## THE TASK
Write the records below out again exactly as given, with no images.
*** Opening of DATASET RECORDS ***
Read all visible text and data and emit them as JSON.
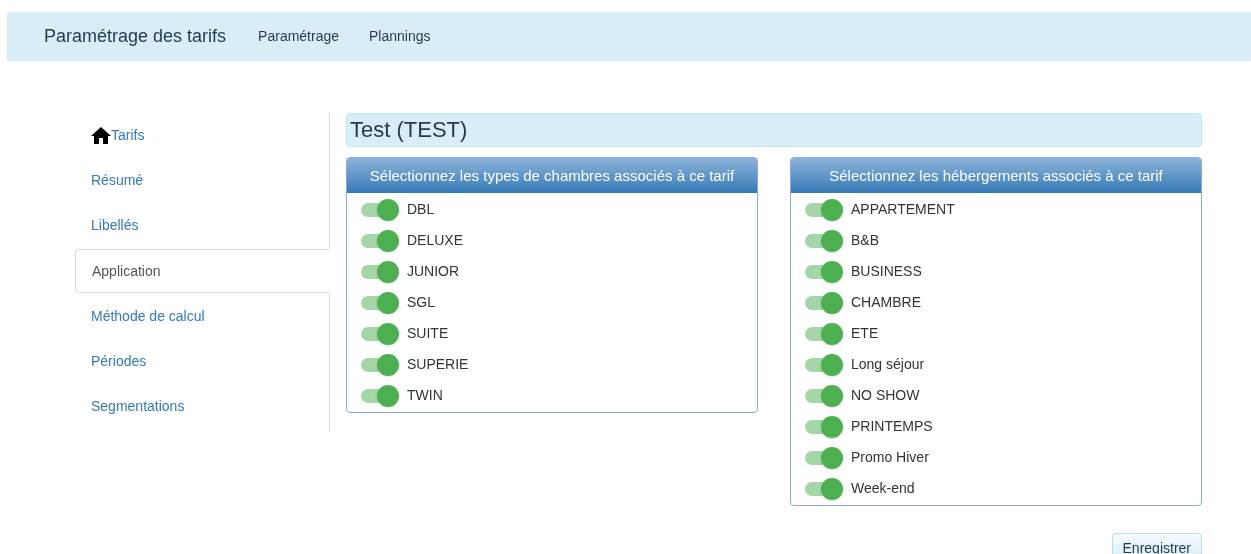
{
  "navbar": {
    "brand": "Paramétrage des tarifs",
    "links": [
      "Paramétrage",
      "Plannings"
    ]
  },
  "sidebar": {
    "items": [
      {
        "label": "Tarifs",
        "kind": "home",
        "selected": false
      },
      {
        "label": "Résumé",
        "kind": "link",
        "selected": false
      },
      {
        "label": "Libellés",
        "kind": "link",
        "selected": false
      },
      {
        "label": "Application",
        "kind": "link",
        "selected": true
      },
      {
        "label": "Méthode de calcul",
        "kind": "link",
        "selected": false
      },
      {
        "label": "Périodes",
        "kind": "link",
        "selected": false
      },
      {
        "label": "Segmentations",
        "kind": "link",
        "selected": false
      }
    ]
  },
  "title": "Test (TEST)",
  "panels": [
    {
      "heading": "Sélectionnez les types de chambres associés à ce tarif",
      "items": [
        {
          "label": "DBL",
          "on": true
        },
        {
          "label": "DELUXE",
          "on": true
        },
        {
          "label": "JUNIOR",
          "on": true
        },
        {
          "label": "SGL",
          "on": true
        },
        {
          "label": "SUITE",
          "on": true
        },
        {
          "label": "SUPERIE",
          "on": true
        },
        {
          "label": "TWIN",
          "on": true
        }
      ]
    },
    {
      "heading": "Sélectionnez les hébergements associés à ce tarif",
      "items": [
        {
          "label": "APPARTEMENT",
          "on": true
        },
        {
          "label": "B&B",
          "on": true
        },
        {
          "label": "BUSINESS",
          "on": true
        },
        {
          "label": "CHAMBRE",
          "on": true
        },
        {
          "label": "ETE",
          "on": true
        },
        {
          "label": "Long séjour",
          "on": true
        },
        {
          "label": "NO SHOW",
          "on": true
        },
        {
          "label": "PRINTEMPS",
          "on": true
        },
        {
          "label": "Promo Hiver",
          "on": true
        },
        {
          "label": "Week-end",
          "on": true
        }
      ]
    }
  ],
  "save_button": "Enregistrer"
}
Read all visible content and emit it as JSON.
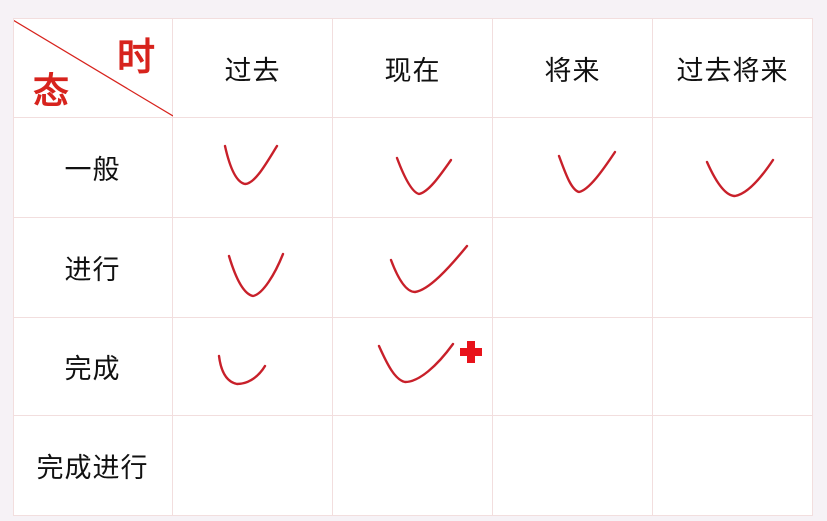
{
  "corner": {
    "time_label": "时",
    "aspect_label": "态"
  },
  "columns": [
    "过去",
    "现在",
    "将来",
    "过去将来"
  ],
  "rows": [
    {
      "label": "一般",
      "checked": [
        true,
        true,
        true,
        true
      ]
    },
    {
      "label": "进行",
      "checked": [
        true,
        true,
        false,
        false
      ]
    },
    {
      "label": "完成",
      "checked": [
        true,
        true,
        false,
        false
      ]
    },
    {
      "label": "完成进行",
      "checked": [
        false,
        false,
        false,
        false
      ]
    }
  ],
  "colors": {
    "accent": "#d7231d",
    "mark": "#c8202a",
    "grid": "#f2dede"
  },
  "cursor_icon": "red-plus-cursor-icon"
}
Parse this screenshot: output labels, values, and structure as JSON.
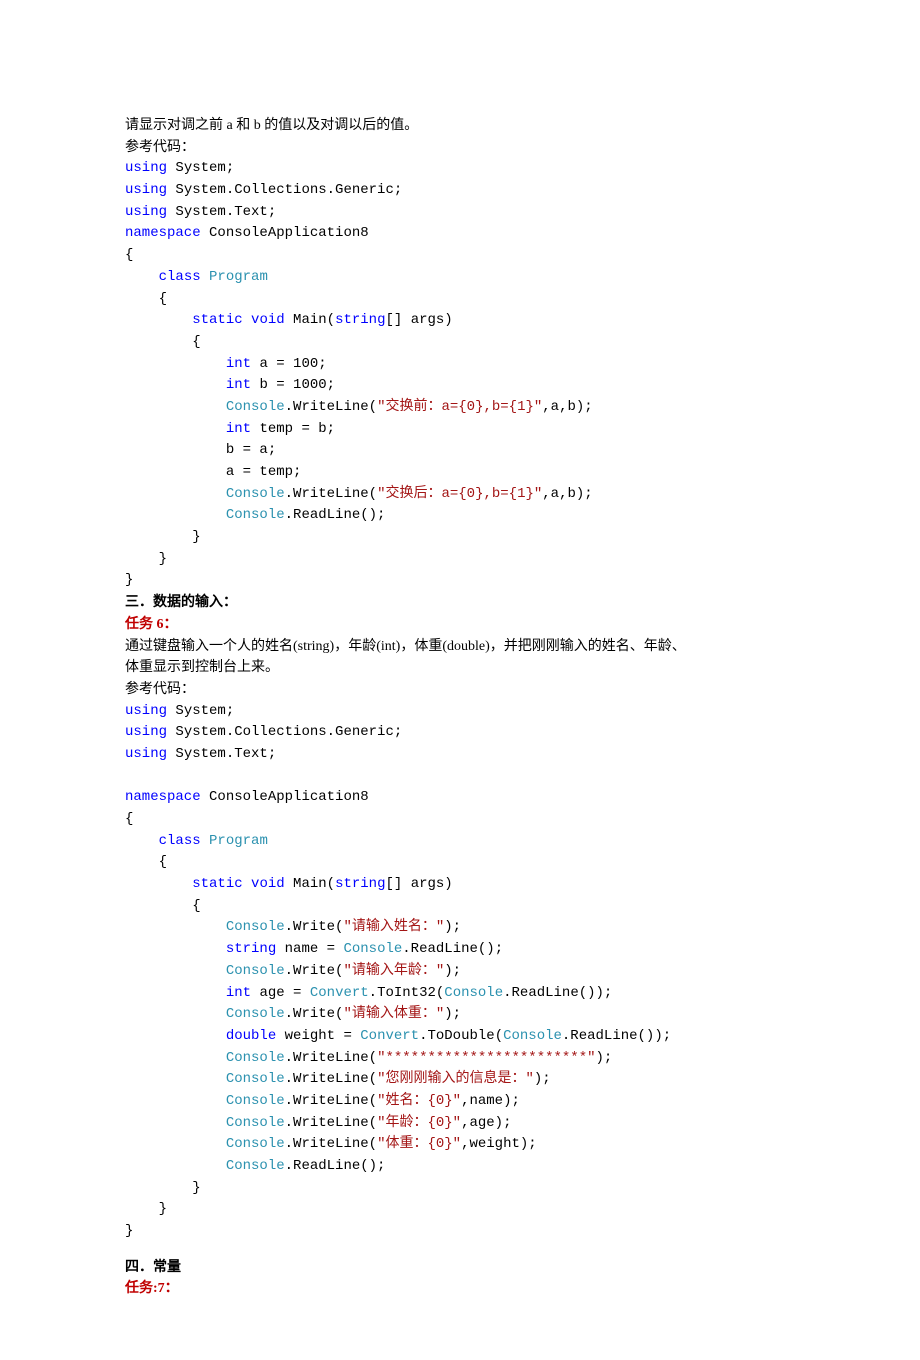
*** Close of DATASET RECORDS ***
## RESPONSE AREA
Read all visible text and data and emit them as JSON.
{
  "navbar": {
    "brand": "Paramétrage des tarifs",
    "links": [
      "Paramétrage",
      "Plannings"
    ]
  },
  "sidebar": {
    "items": [
      {
        "label": "Tarifs",
        "kind": "home",
        "selected": false
      },
      {
        "label": "Résumé",
        "kind": "link",
        "selected": false
      },
      {
        "label": "Libellés",
        "kind": "link",
        "selected": false
      },
      {
        "label": "Application",
        "kind": "link",
        "selected": true
      },
      {
        "label": "Méthode de calcul",
        "kind": "link",
        "selected": false
      },
      {
        "label": "Périodes",
        "kind": "link",
        "selected": false
      },
      {
        "label": "Segmentations",
        "kind": "link",
        "selected": false
      }
    ]
  },
  "title": "Test (TEST)",
  "panels": [
    {
      "heading": "Sélectionnez les types de chambres associés à ce tarif",
      "items": [
        {
          "label": "DBL",
          "on": true
        },
        {
          "label": "DELUXE",
          "on": true
        },
        {
          "label": "JUNIOR",
          "on": true
        },
        {
          "label": "SGL",
          "on": true
        },
        {
          "label": "SUITE",
          "on": true
        },
        {
          "label": "SUPERIE",
          "on": true
        },
        {
          "label": "TWIN",
          "on": true
        }
      ]
    },
    {
      "heading": "Sélectionnez les hébergements associés à ce tarif",
      "items": [
        {
          "label": "APPARTEMENT",
          "on": true
        },
        {
          "label": "B&B",
          "on": true
        },
        {
          "label": "BUSINESS",
          "on": true
        },
        {
          "label": "CHAMBRE",
          "on": true
        },
        {
          "label": "ETE",
          "on": true
        },
        {
          "label": "Long séjour",
          "on": true
        },
        {
          "label": "NO SHOW",
          "on": true
        },
        {
          "label": "PRINTEMPS",
          "on": true
        },
        {
          "label": "Promo Hiver",
          "on": true
        },
        {
          "label": "Week-end",
          "on": true
        }
      ]
    }
  ],
  "save_button": "Enregistrer"
}
Read all visible content and emit it as JSON.
{
  "corner": {
    "time_label": "时",
    "aspect_label": "态"
  },
  "columns": [
    "过去",
    "现在",
    "将来",
    "过去将来"
  ],
  "rows": [
    {
      "label": "一般",
      "checked": [
        true,
        true,
        true,
        true
      ]
    },
    {
      "label": "进行",
      "checked": [
        true,
        true,
        false,
        false
      ]
    },
    {
      "label": "完成",
      "checked": [
        true,
        true,
        false,
        false
      ]
    },
    {
      "label": "完成进行",
      "checked": [
        false,
        false,
        false,
        false
      ]
    }
  ],
  "colors": {
    "accent": "#d7231d",
    "mark": "#c8202a",
    "grid": "#f2dede"
  },
  "cursor_icon": "red-plus-cursor-icon"
}
Parse this screenshot: output labels, values, and structure as JSON.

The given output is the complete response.